Task description
When a line below contains the string "value", show that line.

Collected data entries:
::::::::::
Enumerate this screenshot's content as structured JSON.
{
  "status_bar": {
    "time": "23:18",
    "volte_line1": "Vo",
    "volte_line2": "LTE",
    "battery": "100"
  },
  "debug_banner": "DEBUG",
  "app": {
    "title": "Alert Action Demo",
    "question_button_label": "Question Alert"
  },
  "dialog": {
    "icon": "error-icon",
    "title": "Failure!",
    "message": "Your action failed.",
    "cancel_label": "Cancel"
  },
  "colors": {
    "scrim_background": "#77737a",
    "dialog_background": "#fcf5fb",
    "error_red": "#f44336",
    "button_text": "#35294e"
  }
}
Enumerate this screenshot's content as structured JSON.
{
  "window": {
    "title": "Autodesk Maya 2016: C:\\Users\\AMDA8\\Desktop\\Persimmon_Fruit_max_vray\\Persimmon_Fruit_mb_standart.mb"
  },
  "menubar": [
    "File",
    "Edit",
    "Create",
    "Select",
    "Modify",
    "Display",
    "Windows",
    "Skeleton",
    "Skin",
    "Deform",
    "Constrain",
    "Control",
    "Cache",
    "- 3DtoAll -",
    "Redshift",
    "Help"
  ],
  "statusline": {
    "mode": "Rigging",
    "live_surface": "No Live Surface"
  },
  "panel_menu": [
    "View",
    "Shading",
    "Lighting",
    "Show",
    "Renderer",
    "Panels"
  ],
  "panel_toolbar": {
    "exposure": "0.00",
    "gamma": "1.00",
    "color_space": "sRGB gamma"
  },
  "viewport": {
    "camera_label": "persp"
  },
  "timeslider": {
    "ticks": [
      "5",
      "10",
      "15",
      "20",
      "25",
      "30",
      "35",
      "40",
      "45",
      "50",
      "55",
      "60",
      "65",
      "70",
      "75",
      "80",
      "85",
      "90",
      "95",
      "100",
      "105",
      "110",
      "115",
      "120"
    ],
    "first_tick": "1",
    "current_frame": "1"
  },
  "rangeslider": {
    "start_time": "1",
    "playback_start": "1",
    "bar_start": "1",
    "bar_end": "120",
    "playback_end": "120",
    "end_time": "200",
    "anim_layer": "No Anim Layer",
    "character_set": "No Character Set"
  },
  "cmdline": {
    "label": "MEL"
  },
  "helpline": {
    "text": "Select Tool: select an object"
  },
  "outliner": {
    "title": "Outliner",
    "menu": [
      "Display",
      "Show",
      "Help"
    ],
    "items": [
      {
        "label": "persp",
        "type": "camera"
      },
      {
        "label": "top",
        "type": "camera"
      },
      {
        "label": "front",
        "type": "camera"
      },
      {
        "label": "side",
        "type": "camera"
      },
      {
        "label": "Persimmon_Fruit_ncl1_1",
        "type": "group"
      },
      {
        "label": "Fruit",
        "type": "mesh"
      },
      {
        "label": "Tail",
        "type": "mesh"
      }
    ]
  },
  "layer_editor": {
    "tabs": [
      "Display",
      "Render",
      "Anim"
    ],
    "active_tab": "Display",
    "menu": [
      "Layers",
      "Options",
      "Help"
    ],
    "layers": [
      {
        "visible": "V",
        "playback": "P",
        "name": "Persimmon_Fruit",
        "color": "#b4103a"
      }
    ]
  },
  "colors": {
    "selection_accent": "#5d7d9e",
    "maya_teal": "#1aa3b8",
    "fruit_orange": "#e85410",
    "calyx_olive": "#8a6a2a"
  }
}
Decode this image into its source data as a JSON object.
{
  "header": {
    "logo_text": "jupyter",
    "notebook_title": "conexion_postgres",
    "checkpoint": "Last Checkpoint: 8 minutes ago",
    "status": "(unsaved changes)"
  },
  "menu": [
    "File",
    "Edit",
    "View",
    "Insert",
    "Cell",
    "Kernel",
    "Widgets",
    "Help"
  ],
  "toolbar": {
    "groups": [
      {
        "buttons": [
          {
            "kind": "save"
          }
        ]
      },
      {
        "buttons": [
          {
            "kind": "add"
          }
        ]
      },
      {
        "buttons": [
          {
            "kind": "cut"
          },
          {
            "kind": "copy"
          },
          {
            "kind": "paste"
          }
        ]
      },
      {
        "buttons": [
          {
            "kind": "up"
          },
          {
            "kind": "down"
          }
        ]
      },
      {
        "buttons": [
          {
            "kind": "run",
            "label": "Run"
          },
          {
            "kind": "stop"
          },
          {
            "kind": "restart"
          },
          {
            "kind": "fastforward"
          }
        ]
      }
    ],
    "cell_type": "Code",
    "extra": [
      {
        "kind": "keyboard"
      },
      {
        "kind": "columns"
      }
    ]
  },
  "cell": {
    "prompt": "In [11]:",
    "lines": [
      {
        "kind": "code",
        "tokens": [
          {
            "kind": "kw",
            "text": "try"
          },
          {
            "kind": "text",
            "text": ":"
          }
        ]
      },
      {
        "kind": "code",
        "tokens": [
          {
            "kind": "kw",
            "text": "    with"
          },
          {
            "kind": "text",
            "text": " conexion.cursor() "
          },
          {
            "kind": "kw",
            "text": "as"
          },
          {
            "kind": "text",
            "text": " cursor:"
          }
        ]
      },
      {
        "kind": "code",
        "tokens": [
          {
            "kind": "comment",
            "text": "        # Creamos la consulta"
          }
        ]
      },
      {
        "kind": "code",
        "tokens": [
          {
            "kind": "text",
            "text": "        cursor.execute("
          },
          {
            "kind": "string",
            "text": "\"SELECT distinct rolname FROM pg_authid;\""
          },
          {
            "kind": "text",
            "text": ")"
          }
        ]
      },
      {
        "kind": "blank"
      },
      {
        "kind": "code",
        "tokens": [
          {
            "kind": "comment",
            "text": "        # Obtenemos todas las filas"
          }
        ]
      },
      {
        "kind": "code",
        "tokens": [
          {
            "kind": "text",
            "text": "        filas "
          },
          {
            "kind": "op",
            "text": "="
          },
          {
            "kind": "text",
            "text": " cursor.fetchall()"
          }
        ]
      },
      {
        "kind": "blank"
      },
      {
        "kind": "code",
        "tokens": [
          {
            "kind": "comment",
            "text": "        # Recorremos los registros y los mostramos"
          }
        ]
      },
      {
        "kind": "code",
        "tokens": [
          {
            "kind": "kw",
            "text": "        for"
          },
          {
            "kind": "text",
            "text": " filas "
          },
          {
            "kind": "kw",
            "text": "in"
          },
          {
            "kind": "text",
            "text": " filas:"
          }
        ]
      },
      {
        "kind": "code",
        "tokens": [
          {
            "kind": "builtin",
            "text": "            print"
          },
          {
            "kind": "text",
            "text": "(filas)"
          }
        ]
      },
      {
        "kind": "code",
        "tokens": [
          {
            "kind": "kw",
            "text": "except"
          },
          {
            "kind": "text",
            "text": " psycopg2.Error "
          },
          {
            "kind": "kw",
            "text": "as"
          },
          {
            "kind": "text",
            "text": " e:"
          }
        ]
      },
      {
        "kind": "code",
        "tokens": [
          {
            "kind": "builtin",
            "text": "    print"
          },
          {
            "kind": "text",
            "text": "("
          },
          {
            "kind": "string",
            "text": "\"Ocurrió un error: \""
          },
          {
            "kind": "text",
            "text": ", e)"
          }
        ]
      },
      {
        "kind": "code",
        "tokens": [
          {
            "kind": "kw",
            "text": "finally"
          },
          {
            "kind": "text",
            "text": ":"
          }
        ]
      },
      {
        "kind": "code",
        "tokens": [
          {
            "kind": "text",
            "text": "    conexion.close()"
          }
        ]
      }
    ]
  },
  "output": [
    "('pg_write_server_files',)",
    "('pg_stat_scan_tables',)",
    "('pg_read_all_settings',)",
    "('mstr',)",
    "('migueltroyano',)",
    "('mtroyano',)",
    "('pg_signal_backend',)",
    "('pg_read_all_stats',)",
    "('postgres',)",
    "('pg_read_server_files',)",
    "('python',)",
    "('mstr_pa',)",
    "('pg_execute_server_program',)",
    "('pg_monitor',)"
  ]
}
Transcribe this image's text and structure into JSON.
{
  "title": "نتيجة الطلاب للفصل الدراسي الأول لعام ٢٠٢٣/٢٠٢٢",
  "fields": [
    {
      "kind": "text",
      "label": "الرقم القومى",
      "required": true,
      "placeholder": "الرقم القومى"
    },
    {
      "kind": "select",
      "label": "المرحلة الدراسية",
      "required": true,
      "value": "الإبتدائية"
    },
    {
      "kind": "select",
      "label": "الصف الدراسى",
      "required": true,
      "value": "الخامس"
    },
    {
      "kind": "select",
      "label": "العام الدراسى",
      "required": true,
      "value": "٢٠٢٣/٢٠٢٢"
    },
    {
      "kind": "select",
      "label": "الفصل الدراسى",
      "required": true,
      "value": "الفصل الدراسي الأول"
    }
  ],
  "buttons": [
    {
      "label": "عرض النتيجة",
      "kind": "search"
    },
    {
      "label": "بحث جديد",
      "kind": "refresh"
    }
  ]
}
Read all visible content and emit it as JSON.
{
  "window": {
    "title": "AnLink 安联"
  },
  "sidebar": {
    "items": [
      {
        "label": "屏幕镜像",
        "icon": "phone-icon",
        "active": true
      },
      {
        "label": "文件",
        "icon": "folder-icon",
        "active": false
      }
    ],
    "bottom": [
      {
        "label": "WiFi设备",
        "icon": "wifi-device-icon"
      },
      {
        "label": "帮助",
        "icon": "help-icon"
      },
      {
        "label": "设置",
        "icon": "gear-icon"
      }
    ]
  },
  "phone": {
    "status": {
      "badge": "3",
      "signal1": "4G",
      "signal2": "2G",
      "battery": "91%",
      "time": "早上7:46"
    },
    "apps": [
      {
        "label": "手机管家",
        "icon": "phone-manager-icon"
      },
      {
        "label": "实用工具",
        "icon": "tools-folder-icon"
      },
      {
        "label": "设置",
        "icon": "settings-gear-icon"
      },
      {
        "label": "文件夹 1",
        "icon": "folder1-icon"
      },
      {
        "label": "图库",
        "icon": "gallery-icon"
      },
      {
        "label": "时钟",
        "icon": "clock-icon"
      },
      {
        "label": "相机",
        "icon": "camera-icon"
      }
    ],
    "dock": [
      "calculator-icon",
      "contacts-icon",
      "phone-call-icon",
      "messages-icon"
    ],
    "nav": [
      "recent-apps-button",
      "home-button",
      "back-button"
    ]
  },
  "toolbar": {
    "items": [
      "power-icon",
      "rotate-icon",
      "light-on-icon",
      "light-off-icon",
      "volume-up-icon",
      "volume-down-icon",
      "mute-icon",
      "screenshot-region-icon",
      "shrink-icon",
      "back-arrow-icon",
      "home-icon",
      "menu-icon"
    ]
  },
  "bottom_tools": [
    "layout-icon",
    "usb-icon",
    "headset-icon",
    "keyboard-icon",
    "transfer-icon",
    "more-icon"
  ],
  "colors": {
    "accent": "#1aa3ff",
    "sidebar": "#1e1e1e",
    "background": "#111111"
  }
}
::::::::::
Result of the exercise
      "value": "الإبتدائية"
      "value": "الخامس"
      "value": "٢٠٢٣/٢٠٢٢"
      "value": "الفصل الدراسي الأول"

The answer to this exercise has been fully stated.